By Simon Doherty
July 10th 2014: Political Prisoner the ‘Prince of Pot’ released from US Custody
Today is an important day for cannabis activism around the globe. Marc Emery, political prisoner and highly influential cannabis activist, is due to be released from US custody, aged 56, after serving a five year sentence for sending cannabis seeds to the US via post.
He has always maintained that he started his extremely successful company, Marc Emery Direct Marijuana Seeds, in 1995 in order to fund political reform in relation to cannabis legalisation. Everything was going really well at first; Marc created the first cannabis publication in Canada and the US; Cannabis Culture magazine, he poured vast amounts of money and time into legalisation efforts and founded the Freedom Party of Ontario, the Marijuana Party of Canada and the BC Marijuana Party.
Of course if there is something that the draconian and totalitarian DEA do not like it is cannabis activists. Especially when these activists are quickly gathering momentum and support around the world. For this reason he was arrested on July 29th 2009 by the Vancouver Police Department acting on behalf of, and as a result of bullying and harassment from, the DEA.
Of course a lot has changed since Marc’s incarceration; as a result of efforts from him and others the cannabis landscape has changed drastically. Many states have legalised, decriminalised and regulated the use and trade. However, Marc’s wife Jodie Emery, aptly nicknamed the princess of pot, points out that in many states in the US individuals who grow cannabis can expect harsher sentences than child rapists in line with the mandatory minimum sentencing they impose.

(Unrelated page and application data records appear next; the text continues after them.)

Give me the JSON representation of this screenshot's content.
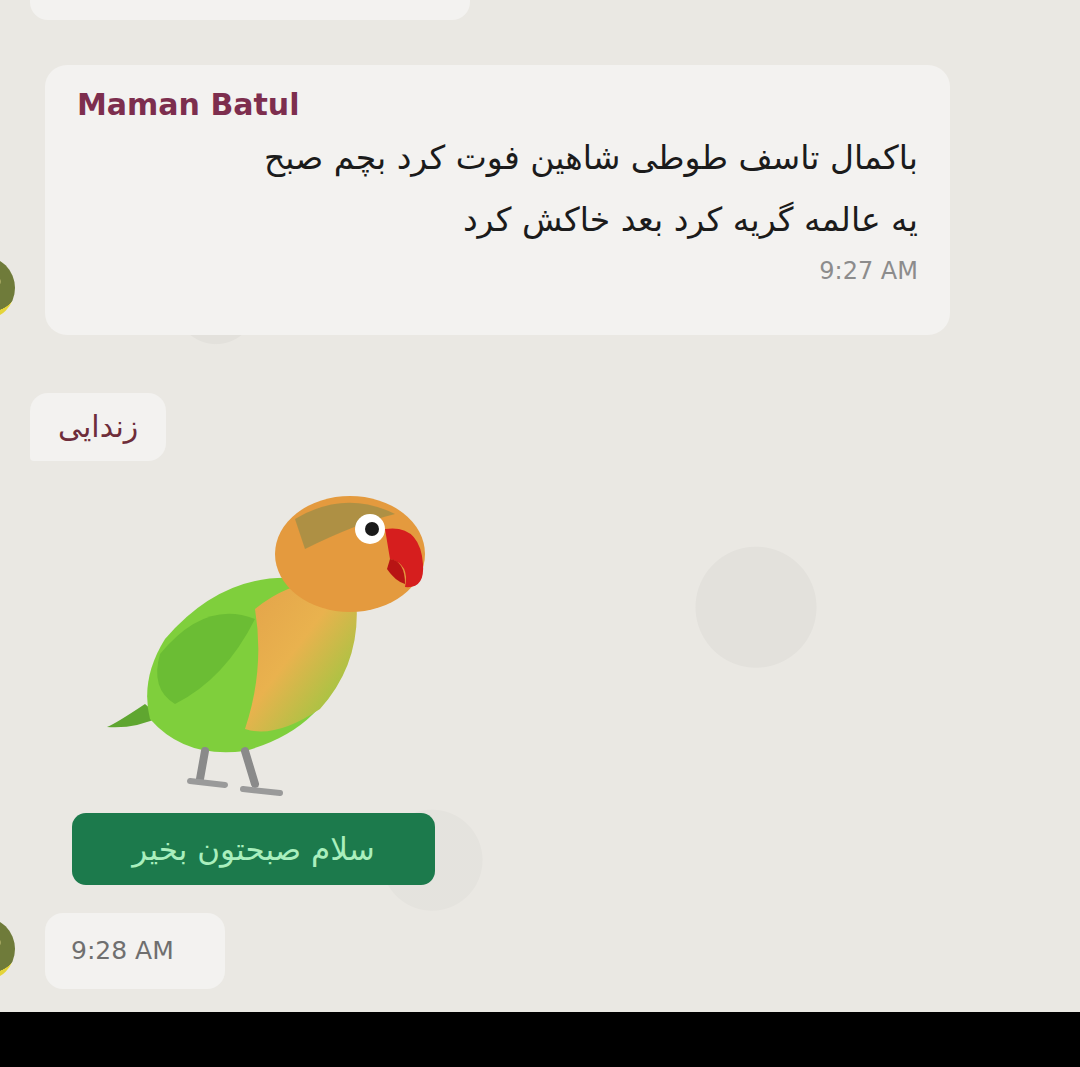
{
  "chat": {
    "messages": [
      {
        "kind": "text",
        "sender": "Maman Batul",
        "lines": [
          "باکمال تاسف طوطی شاهین فوت کرد بچم صبح",
          "یه عالمه گریه کرد بعد خاکش کرد"
        ],
        "time": "9:27 AM"
      },
      {
        "kind": "short",
        "text": "زندایی"
      },
      {
        "kind": "sticker",
        "caption": "سلام صبحتون بخیر"
      },
      {
        "kind": "time",
        "time": "9:28 AM"
      }
    ]
  }
}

Marc was transferred to a holding facility in Louisiana this morning to begin his long awaited release process after five long years serving as a political prisoner in a case that echoes that of British folk hero: Howard Marks. Marks, admired by millions of cannabis enthusiasts for his audacity and intellect, was also deported, in this case from Spain, to the US after falling victim to a DEA investigation. He now enjoys a fruitful career as a bestselling author, stand-up comedian and musician amongst many other activities he engages in.
In an email to his wife, posted on Twitter, Mark explained that he is “excited, for sure” and that he is “showed and shaved and ready to go”.
At the time of his sentencing in 2010 the DEA described the event as a “significant blow” to the cannabis legalisation movement. I’m sure we can all enjoy the poetic justice that he is being released to a country with 23 states that allow cannabis for medical use, 17 that have decriminalised the plant and two which allow its use for recreational purposes and revel in the fact that norms, values and attitudes are finally turning the tides in our direction.
So what is next for arguable the most influential cannabis activist of all time? Marc was involved in drives to become the mayor of the Canadian city of Vancouver in 1996, 2002 and 2008. Should he run again we wish him all the luck in the world!